By Lloyd H. Whitling



Two components appear in every post ever made on the Internet: the message, and the messenger. That much is a clear fact that also applies to everything ever written or spoken, anywhere at any time. Most times, when we read something, we want to know who wrote it. That shows how well we understand and accept this point.

What applies to the message also applies to every response. People seem not to understand that and make inappropriate responses as a result. Look anywhere a written discussion has occurred and tally the number of responses directed to the actual material and compare with the number directed to the messenger. To decide that, ask of each response: “Is it about the person, or about what the person said?”

Responses about the person instead of what (s)he said are fallacious and have a name, ad hominem, because it has long been recognized that such responses have no relevance to the material under discussion. Such responses endanger serious discussions by leading them astray, and by inviting a like response from an opponent that destroys a discussion by downgrading it into a personal argument, or a power play by whomever introduced the ad hominem.

A serious correspondent would love to reply to a topical comment, and would hope to learn or teach something, but a reply about the messenger is not on topic. For that reason, such a reply is empty of instructive content. It is impertinent. It adds nothing worthwhile that anyone following the discussion’s progress could value as anything more than someone’s personal opinion about something no one was talking or writing about.

That one person saw fit to direct a comment at the messenger’s mental health or status as an idiot and said nothing about the message implies that he could give no reason for why he disagrees with it and so took aim at the messenger.
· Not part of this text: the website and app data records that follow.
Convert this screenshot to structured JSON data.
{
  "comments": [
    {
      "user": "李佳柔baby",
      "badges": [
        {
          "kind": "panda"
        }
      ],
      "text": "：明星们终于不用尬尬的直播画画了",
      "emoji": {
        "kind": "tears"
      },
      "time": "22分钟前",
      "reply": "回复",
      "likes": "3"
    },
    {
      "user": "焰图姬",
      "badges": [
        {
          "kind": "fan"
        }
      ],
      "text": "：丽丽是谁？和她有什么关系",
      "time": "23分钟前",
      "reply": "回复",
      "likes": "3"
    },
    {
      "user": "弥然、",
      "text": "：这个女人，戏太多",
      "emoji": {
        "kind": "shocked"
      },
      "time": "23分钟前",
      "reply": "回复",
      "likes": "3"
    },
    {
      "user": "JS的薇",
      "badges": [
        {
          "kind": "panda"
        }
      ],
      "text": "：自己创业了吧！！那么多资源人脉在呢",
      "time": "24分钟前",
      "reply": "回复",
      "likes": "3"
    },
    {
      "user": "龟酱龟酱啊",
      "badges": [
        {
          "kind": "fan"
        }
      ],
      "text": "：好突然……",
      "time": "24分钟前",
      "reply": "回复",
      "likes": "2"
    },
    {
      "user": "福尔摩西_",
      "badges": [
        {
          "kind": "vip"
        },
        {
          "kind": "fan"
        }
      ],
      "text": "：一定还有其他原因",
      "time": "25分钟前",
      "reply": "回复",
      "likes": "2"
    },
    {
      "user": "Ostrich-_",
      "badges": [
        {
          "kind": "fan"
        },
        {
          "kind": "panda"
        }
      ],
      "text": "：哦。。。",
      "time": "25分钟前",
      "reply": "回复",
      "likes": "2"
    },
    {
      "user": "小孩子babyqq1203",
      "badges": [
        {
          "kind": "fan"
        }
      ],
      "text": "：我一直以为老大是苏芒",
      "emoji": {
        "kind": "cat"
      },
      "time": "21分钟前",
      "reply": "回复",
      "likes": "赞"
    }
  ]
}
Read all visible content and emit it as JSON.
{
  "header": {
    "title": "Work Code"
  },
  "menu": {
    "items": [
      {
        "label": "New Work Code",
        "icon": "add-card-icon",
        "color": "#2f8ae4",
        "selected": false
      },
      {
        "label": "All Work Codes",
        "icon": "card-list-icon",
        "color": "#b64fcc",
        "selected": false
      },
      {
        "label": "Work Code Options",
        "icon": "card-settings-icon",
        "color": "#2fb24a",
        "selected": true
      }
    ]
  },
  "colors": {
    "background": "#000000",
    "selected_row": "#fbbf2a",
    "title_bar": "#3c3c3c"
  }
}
We all learn best from valid, verifiable information supported by factual evidence that, in any instance, would show everyone what is wrong in the message. To avoid that by applying an ad hominem shows which side has reasons to avoid displaying his opinion on that particular point, that his mind is blank about it, that he has something to hide…  At the very least, it shows him in a questionable position.

One would—or should—expect all participants in any discourse of a serious nature to always demonstrate their honest good intentions. Modern participants seem to have abandoned that expectation, especially in a political arena that portrays a stifling mix of religion with politics. Opposing combatants derail each other with person-oriented comments that confuse the issues—and the voters—so that personalities and empty promises, rather than issues, direct the voters. When both sides promise alike and are equally as ugly, the side with the least threatening religion may win.

Copyright ©2014 by Lloyd H. Whitling. Permission to excerpt is granted if accompanied with credit to the author. Permission to reuse whole and unchanged is granted only if accompanied with this notice and proper credit. All other rights reserved. Look for my books at